* _Task objective_
Return every record below exactly as written, omitting any pictures.

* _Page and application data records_
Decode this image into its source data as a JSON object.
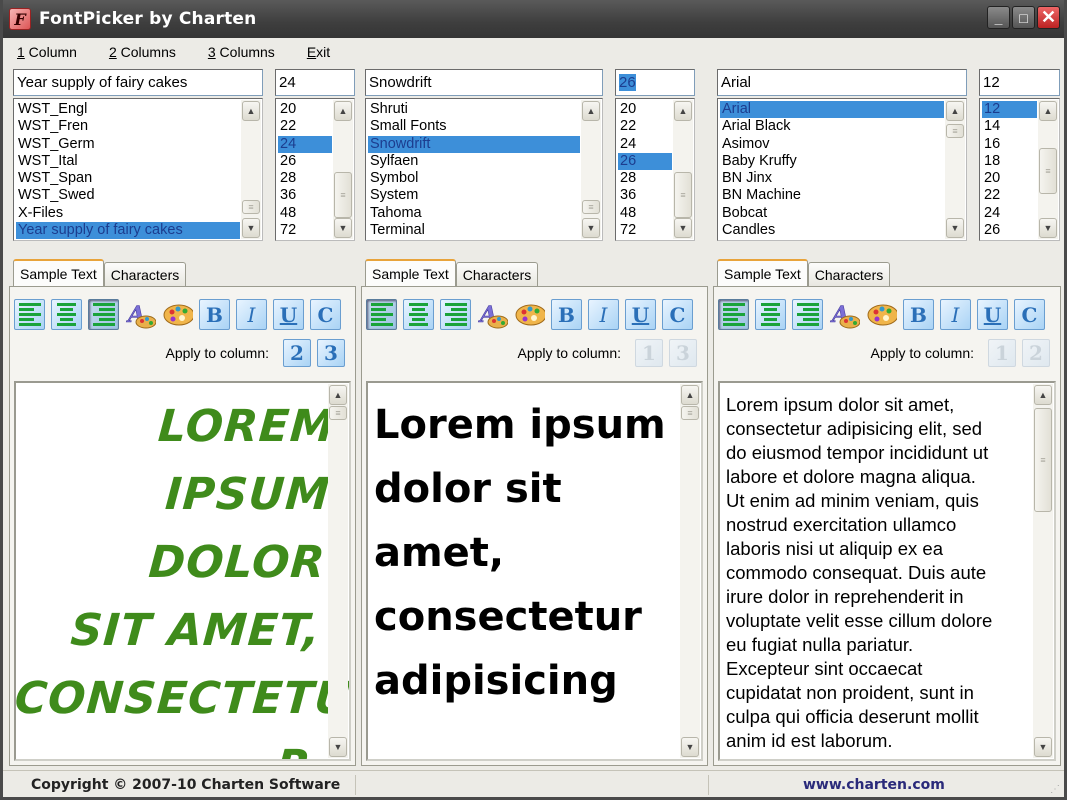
{
  "window": {
    "title": "FontPicker by Charten",
    "controls": {
      "minimize": "_",
      "maximize": "□",
      "close": "✕"
    }
  },
  "menu": [
    {
      "key": "1",
      "rest": " Column"
    },
    {
      "key": "2",
      "rest": " Columns"
    },
    {
      "key": "3",
      "rest": " Columns"
    },
    {
      "key": "E",
      "rest": "xit"
    }
  ],
  "columns": [
    {
      "font_input": "Year supply of fairy cakes",
      "size_input": "24",
      "size_input_selected": false,
      "fonts": [
        "WST_Engl",
        "WST_Fren",
        "WST_Germ",
        "WST_Ital",
        "WST_Span",
        "WST_Swed",
        "X-Files",
        "Year supply of fairy cakes"
      ],
      "selected_font": "Year supply of fairy cakes",
      "sizes": [
        "20",
        "22",
        "24",
        "26",
        "28",
        "36",
        "48",
        "72"
      ],
      "selected_size": "24",
      "tabs": [
        "Sample Text",
        "Characters"
      ],
      "active_tab": "Sample Text",
      "alignment": "right",
      "apply_label": "Apply to column:",
      "apply_targets": [
        {
          "label": "2",
          "enabled": true
        },
        {
          "label": "3",
          "enabled": true
        }
      ],
      "preview_lines": [
        "LOREM",
        "IPSUM DOLOR",
        "SIT AMET,",
        "CONSECTETU",
        "R"
      ]
    },
    {
      "font_input": "Snowdrift",
      "size_input": "26",
      "size_input_selected": true,
      "fonts": [
        "Shruti",
        "Small Fonts",
        "Snowdrift",
        "Sylfaen",
        "Symbol",
        "System",
        "Tahoma",
        "Terminal"
      ],
      "selected_font": "Snowdrift",
      "sizes": [
        "20",
        "22",
        "24",
        "26",
        "28",
        "36",
        "48",
        "72"
      ],
      "selected_size": "26",
      "tabs": [
        "Sample Text",
        "Characters"
      ],
      "active_tab": "Sample Text",
      "alignment": "left",
      "apply_label": "Apply to column:",
      "apply_targets": [
        {
          "label": "1",
          "enabled": false
        },
        {
          "label": "3",
          "enabled": false
        }
      ],
      "preview_lines": [
        "Lorem ipsum",
        "dolor sit",
        "amet,",
        "consectetur",
        "adipisicing"
      ]
    },
    {
      "font_input": "Arial",
      "size_input": "12",
      "size_input_selected": false,
      "fonts": [
        "Arial",
        "Arial Black",
        "Asimov",
        "Baby Kruffy",
        "BN Jinx",
        "BN Machine",
        "Bobcat",
        "Candles"
      ],
      "selected_font": "Arial",
      "sizes": [
        "12",
        "14",
        "16",
        "18",
        "20",
        "22",
        "24",
        "26"
      ],
      "selected_size": "12",
      "tabs": [
        "Sample Text",
        "Characters"
      ],
      "active_tab": "Sample Text",
      "alignment": "left",
      "apply_label": "Apply to column:",
      "apply_targets": [
        {
          "label": "1",
          "enabled": false
        },
        {
          "label": "2",
          "enabled": false
        }
      ],
      "preview_lines": [
        "Lorem ipsum dolor sit amet,",
        "consectetur adipisicing elit, sed",
        "do eiusmod tempor incididunt ut",
        "labore et dolore magna aliqua.",
        "Ut enim ad minim veniam, quis",
        "nostrud exercitation ullamco",
        "laboris nisi ut aliquip ex ea",
        "commodo consequat. Duis aute",
        "irure dolor in reprehenderit in",
        "voluptate velit esse cillum dolore",
        "eu fugiat nulla pariatur.",
        "Excepteur sint occaecat",
        "cupidatat non proident, sunt in",
        "culpa qui officia deserunt mollit",
        "anim id est laborum."
      ]
    }
  ],
  "toolbar_labels": {
    "bold": "B",
    "italic": "I",
    "underline": "U",
    "case": "C"
  },
  "status": {
    "copyright": "Copyright © 2007-10 Charten Software",
    "website": "www.charten.com"
  },
  "colors": {
    "selection": "#3d8fd9",
    "preview_col1": "#3f8b1b",
    "link": "#2a2a7a",
    "tab_accent": "#e8a33a"
  }
}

* _Result_
Decode this image into its source data as a JSON object.
{
  "window": {
    "title": "FontPicker by Charten",
    "controls": {
      "minimize": "_",
      "maximize": "□",
      "close": "✕"
    }
  },
  "menu": [
    {
      "key": "1",
      "rest": " Column"
    },
    {
      "key": "2",
      "rest": " Columns"
    },
    {
      "key": "3",
      "rest": " Columns"
    },
    {
      "key": "E",
      "rest": "xit"
    }
  ],
  "columns": [
    {
      "font_input": "Year supply of fairy cakes",
      "size_input": "24",
      "size_input_selected": false,
      "fonts": [
        "WST_Engl",
        "WST_Fren",
        "WST_Germ",
        "WST_Ital",
        "WST_Span",
        "WST_Swed",
        "X-Files",
        "Year supply of fairy cakes"
      ],
      "selected_font": "Year supply of fairy cakes",
      "sizes": [
        "20",
        "22",
        "24",
        "26",
        "28",
        "36",
        "48",
        "72"
      ],
      "selected_size": "24",
      "tabs": [
        "Sample Text",
        "Characters"
      ],
      "active_tab": "Sample Text",
      "alignment": "right",
      "apply_label": "Apply to column:",
      "apply_targets": [
        {
          "label": "2",
          "enabled": true
        },
        {
          "label": "3",
          "enabled": true
        }
      ],
      "preview_lines": [
        "LOREM",
        "IPSUM DOLOR",
        "SIT AMET,",
        "CONSECTETU",
        "R"
      ]
    },
    {
      "font_input": "Snowdrift",
      "size_input": "26",
      "size_input_selected": true,
      "fonts": [
        "Shruti",
        "Small Fonts",
        "Snowdrift",
        "Sylfaen",
        "Symbol",
        "System",
        "Tahoma",
        "Terminal"
      ],
      "selected_font": "Snowdrift",
      "sizes": [
        "20",
        "22",
        "24",
        "26",
        "28",
        "36",
        "48",
        "72"
      ],
      "selected_size": "26",
      "tabs": [
        "Sample Text",
        "Characters"
      ],
      "active_tab": "Sample Text",
      "alignment": "left",
      "apply_label": "Apply to column:",
      "apply_targets": [
        {
          "label": "1",
          "enabled": false
        },
        {
          "label": "3",
          "enabled": false
        }
      ],
      "preview_lines": [
        "Lorem ipsum",
        "dolor sit",
        "amet,",
        "consectetur",
        "adipisicing"
      ]
    },
    {
      "font_input": "Arial",
      "size_input": "12",
      "size_input_selected": false,
      "fonts": [
        "Arial",
        "Arial Black",
        "Asimov",
        "Baby Kruffy",
        "BN Jinx",
        "BN Machine",
        "Bobcat",
        "Candles"
      ],
      "selected_font": "Arial",
      "sizes": [
        "12",
        "14",
        "16",
        "18",
        "20",
        "22",
        "24",
        "26"
      ],
      "selected_size": "12",
      "tabs": [
        "Sample Text",
        "Characters"
      ],
      "active_tab": "Sample Text",
      "alignment": "left",
      "apply_label": "Apply to column:",
      "apply_targets": [
        {
          "label": "1",
          "enabled": false
        },
        {
          "label": "2",
          "enabled": false
        }
      ],
      "preview_lines": [
        "Lorem ipsum dolor sit amet,",
        "consectetur adipisicing elit, sed",
        "do eiusmod tempor incididunt ut",
        "labore et dolore magna aliqua.",
        "Ut enim ad minim veniam, quis",
        "nostrud exercitation ullamco",
        "laboris nisi ut aliquip ex ea",
        "commodo consequat. Duis aute",
        "irure dolor in reprehenderit in",
        "voluptate velit esse cillum dolore",
        "eu fugiat nulla pariatur.",
        "Excepteur sint occaecat",
        "cupidatat non proident, sunt in",
        "culpa qui officia deserunt mollit",
        "anim id est laborum."
      ]
    }
  ],
  "toolbar_labels": {
    "bold": "B",
    "italic": "I",
    "underline": "U",
    "case": "C"
  },
  "status": {
    "copyright": "Copyright © 2007-10 Charten Software",
    "website": "www.charten.com"
  },
  "colors": {
    "selection": "#3d8fd9",
    "preview_col1": "#3f8b1b",
    "link": "#2a2a7a",
    "tab_accent": "#e8a33a"
  }
}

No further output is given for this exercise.